Collection entries
▼
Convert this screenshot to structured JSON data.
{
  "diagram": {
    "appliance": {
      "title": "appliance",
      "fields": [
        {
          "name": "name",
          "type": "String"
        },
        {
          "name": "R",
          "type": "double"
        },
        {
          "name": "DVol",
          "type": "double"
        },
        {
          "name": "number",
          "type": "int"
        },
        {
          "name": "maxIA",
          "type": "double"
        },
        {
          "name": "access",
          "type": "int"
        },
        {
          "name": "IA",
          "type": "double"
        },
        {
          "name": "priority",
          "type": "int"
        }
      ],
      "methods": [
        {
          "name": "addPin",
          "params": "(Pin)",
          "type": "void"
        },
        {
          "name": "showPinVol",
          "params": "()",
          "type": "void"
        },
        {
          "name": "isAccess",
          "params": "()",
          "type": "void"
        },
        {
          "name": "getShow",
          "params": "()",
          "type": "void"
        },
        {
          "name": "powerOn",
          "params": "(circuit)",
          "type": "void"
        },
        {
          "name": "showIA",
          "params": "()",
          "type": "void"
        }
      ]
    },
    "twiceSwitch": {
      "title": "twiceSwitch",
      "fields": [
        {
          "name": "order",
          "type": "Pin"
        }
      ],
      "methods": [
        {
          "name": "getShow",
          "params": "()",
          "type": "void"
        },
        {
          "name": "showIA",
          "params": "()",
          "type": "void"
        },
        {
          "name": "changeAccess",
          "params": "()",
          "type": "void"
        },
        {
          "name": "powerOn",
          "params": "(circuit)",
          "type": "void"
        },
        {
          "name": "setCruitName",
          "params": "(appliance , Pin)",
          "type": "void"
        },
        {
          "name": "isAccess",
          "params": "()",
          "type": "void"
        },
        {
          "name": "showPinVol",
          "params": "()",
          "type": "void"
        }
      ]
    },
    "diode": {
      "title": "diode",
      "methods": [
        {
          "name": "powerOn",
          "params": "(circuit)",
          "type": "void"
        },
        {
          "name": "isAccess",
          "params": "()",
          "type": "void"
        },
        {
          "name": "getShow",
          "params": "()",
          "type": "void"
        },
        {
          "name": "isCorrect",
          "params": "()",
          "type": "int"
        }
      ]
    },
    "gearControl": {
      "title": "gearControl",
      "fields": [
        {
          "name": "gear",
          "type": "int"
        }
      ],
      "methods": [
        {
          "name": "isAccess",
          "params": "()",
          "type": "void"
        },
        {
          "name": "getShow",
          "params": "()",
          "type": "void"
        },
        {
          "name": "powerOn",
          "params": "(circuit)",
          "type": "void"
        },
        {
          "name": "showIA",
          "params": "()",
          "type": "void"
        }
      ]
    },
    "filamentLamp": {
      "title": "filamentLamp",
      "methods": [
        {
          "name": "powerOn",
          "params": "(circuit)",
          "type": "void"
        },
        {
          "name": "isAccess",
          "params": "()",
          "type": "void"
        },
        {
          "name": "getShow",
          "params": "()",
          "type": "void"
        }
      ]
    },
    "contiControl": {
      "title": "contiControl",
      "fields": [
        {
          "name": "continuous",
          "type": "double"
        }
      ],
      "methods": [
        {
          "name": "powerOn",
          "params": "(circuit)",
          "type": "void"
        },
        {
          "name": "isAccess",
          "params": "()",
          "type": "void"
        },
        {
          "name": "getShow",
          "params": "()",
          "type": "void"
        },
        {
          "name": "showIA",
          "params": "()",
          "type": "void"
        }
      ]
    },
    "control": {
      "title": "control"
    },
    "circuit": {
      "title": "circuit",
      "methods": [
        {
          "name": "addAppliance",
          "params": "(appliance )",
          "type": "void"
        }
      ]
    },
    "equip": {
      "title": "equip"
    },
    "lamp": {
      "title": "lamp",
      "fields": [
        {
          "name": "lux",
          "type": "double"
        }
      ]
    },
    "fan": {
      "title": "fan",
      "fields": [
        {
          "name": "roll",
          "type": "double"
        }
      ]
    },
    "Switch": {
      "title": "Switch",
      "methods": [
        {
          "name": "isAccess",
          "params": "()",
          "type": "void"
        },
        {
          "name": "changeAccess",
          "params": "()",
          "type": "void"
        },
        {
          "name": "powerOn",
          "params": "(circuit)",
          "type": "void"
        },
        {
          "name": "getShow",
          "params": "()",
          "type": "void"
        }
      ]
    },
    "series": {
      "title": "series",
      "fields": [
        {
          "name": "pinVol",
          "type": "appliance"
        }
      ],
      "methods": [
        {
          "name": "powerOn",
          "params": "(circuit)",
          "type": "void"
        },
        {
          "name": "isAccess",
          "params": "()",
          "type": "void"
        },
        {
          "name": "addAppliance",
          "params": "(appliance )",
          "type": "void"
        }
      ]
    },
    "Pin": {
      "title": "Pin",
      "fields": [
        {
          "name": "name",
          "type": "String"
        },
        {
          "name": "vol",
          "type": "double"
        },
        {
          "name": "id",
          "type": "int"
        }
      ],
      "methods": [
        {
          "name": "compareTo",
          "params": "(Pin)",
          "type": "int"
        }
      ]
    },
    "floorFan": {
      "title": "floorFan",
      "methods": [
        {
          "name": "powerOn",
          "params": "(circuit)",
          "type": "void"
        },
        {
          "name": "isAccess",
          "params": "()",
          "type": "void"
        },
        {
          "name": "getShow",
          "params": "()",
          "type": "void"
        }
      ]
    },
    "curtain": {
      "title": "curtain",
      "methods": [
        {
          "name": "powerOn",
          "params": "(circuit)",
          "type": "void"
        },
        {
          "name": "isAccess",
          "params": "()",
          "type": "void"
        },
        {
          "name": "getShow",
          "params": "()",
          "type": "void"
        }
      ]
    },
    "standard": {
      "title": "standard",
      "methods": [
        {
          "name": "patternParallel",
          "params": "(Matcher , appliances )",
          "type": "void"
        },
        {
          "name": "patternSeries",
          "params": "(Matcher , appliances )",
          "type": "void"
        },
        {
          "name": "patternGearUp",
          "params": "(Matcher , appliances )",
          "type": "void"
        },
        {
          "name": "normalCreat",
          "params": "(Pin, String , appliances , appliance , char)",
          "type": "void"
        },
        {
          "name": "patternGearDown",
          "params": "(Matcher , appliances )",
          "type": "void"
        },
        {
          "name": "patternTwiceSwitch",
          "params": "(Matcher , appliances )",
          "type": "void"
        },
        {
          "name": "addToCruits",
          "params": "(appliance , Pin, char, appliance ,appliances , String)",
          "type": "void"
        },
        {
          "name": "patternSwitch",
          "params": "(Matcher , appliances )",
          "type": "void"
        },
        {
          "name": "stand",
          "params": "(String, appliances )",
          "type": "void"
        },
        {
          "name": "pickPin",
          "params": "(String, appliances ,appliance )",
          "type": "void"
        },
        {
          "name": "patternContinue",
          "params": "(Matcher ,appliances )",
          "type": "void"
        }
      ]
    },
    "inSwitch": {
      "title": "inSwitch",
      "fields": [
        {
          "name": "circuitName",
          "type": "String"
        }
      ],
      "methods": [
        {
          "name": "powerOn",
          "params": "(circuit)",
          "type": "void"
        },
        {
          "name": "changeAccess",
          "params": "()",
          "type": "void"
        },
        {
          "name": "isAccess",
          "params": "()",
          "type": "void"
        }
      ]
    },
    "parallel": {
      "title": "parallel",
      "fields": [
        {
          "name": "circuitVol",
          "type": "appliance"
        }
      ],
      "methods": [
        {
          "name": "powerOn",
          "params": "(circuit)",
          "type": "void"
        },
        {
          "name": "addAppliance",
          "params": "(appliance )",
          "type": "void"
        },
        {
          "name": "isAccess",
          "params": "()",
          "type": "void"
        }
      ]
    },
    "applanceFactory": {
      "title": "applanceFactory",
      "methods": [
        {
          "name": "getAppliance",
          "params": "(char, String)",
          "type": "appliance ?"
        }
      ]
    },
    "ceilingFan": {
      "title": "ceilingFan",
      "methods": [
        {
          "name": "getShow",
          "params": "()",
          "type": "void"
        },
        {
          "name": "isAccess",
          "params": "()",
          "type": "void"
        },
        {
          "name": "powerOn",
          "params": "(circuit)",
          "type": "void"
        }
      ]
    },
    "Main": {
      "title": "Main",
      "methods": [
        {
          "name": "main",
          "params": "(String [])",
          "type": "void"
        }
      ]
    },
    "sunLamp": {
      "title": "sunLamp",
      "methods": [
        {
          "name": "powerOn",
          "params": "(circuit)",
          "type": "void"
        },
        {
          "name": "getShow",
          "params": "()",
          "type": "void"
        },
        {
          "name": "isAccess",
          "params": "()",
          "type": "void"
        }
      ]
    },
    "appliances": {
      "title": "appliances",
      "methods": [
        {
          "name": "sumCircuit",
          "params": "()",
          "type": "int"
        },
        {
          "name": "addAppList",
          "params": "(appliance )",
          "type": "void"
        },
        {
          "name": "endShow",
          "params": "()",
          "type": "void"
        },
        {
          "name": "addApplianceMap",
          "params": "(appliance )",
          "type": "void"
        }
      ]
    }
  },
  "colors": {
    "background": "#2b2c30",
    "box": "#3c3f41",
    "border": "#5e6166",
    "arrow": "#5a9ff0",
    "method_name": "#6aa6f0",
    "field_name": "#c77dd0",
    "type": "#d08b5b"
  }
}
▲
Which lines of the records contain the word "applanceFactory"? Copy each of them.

— THE COMPLETED TASK —
    "applanceFactory": {
      "title": "applanceFactory",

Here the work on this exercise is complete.